§ Task goal:
For this task, copy all of the data below exactly and skip the pictures.

:::::

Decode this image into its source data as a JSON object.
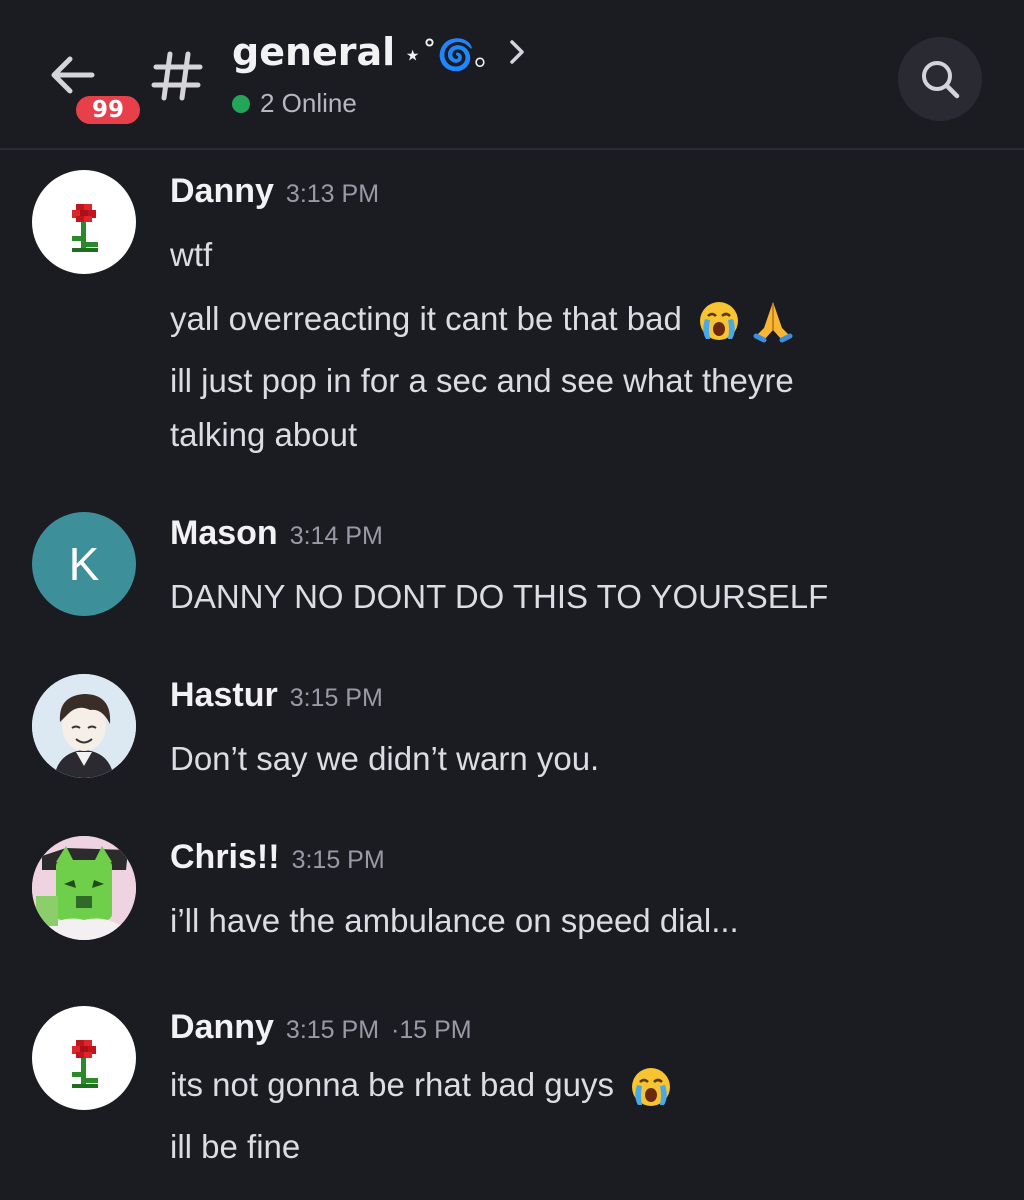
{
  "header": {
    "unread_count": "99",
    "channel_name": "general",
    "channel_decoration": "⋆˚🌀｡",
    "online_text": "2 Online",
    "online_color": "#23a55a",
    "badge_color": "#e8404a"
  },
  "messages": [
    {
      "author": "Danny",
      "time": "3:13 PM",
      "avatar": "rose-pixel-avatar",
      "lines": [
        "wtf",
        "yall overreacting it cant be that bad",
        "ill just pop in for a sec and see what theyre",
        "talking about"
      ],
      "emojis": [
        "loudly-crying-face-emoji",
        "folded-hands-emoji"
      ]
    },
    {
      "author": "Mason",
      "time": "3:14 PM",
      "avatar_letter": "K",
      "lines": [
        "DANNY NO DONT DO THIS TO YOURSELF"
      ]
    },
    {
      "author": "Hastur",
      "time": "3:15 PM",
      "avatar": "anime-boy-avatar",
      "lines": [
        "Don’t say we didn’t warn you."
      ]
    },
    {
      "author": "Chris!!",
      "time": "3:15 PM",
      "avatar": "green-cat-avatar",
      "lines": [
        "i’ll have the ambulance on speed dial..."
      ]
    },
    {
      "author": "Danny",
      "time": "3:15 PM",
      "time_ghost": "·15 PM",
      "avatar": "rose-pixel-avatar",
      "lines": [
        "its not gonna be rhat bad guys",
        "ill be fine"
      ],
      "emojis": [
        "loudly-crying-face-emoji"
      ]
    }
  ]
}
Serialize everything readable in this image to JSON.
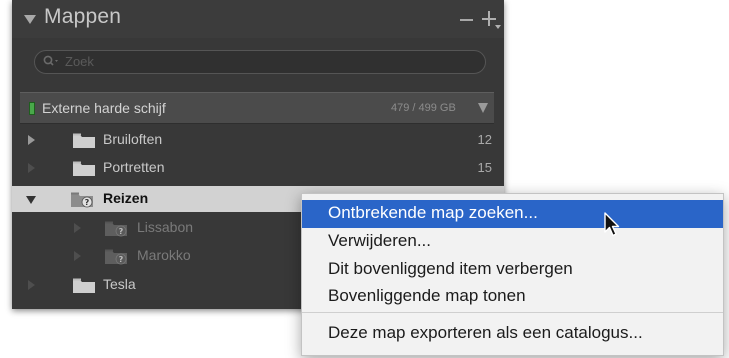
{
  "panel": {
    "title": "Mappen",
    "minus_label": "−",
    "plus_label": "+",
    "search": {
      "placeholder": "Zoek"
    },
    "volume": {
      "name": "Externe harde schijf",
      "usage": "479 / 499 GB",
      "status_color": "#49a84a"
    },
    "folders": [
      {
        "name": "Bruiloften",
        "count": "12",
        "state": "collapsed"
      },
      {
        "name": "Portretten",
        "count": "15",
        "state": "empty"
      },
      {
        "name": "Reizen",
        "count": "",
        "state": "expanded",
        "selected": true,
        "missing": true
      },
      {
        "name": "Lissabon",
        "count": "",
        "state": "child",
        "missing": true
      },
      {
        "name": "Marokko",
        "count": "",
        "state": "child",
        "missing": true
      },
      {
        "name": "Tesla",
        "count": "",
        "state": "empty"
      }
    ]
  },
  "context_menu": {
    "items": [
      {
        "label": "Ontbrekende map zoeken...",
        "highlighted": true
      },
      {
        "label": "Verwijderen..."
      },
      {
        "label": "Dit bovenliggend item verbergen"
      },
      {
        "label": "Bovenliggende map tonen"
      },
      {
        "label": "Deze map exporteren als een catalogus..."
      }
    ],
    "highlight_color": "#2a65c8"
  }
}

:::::

§ Written response:
Decode this image into its source data as a JSON object.
{
  "header": {
    "unread_count": "99",
    "channel_name": "general",
    "channel_decoration": "⋆˚🌀｡",
    "online_text": "2 Online",
    "online_color": "#23a55a",
    "badge_color": "#e8404a"
  },
  "messages": [
    {
      "author": "Danny",
      "time": "3:13 PM",
      "avatar": "rose-pixel-avatar",
      "lines": [
        "wtf",
        "yall overreacting it cant be that bad",
        "ill just pop in for a sec and see what theyre",
        "talking about"
      ],
      "emojis": [
        "loudly-crying-face-emoji",
        "folded-hands-emoji"
      ]
    },
    {
      "author": "Mason",
      "time": "3:14 PM",
      "avatar_letter": "K",
      "lines": [
        "DANNY NO DONT DO THIS TO YOURSELF"
      ]
    },
    {
      "author": "Hastur",
      "time": "3:15 PM",
      "avatar": "anime-boy-avatar",
      "lines": [
        "Don’t say we didn’t warn you."
      ]
    },
    {
      "author": "Chris!!",
      "time": "3:15 PM",
      "avatar": "green-cat-avatar",
      "lines": [
        "i’ll have the ambulance on speed dial..."
      ]
    },
    {
      "author": "Danny",
      "time": "3:15 PM",
      "time_ghost": "·15 PM",
      "avatar": "rose-pixel-avatar",
      "lines": [
        "its not gonna be rhat bad guys",
        "ill be fine"
      ],
      "emojis": [
        "loudly-crying-face-emoji"
      ]
    }
  ]
}
Serialize everything readable in this image to JSON.
{
  "panel": {
    "title": "Mappen",
    "minus_label": "−",
    "plus_label": "+",
    "search": {
      "placeholder": "Zoek"
    },
    "volume": {
      "name": "Externe harde schijf",
      "usage": "479 / 499 GB",
      "status_color": "#49a84a"
    },
    "folders": [
      {
        "name": "Bruiloften",
        "count": "12",
        "state": "collapsed"
      },
      {
        "name": "Portretten",
        "count": "15",
        "state": "empty"
      },
      {
        "name": "Reizen",
        "count": "",
        "state": "expanded",
        "selected": true,
        "missing": true
      },
      {
        "name": "Lissabon",
        "count": "",
        "state": "child",
        "missing": true
      },
      {
        "name": "Marokko",
        "count": "",
        "state": "child",
        "missing": true
      },
      {
        "name": "Tesla",
        "count": "",
        "state": "empty"
      }
    ]
  },
  "context_menu": {
    "items": [
      {
        "label": "Ontbrekende map zoeken...",
        "highlighted": true
      },
      {
        "label": "Verwijderen..."
      },
      {
        "label": "Dit bovenliggend item verbergen"
      },
      {
        "label": "Bovenliggende map tonen"
      },
      {
        "label": "Deze map exporteren als een catalogus..."
      }
    ],
    "highlight_color": "#2a65c8"
  }
}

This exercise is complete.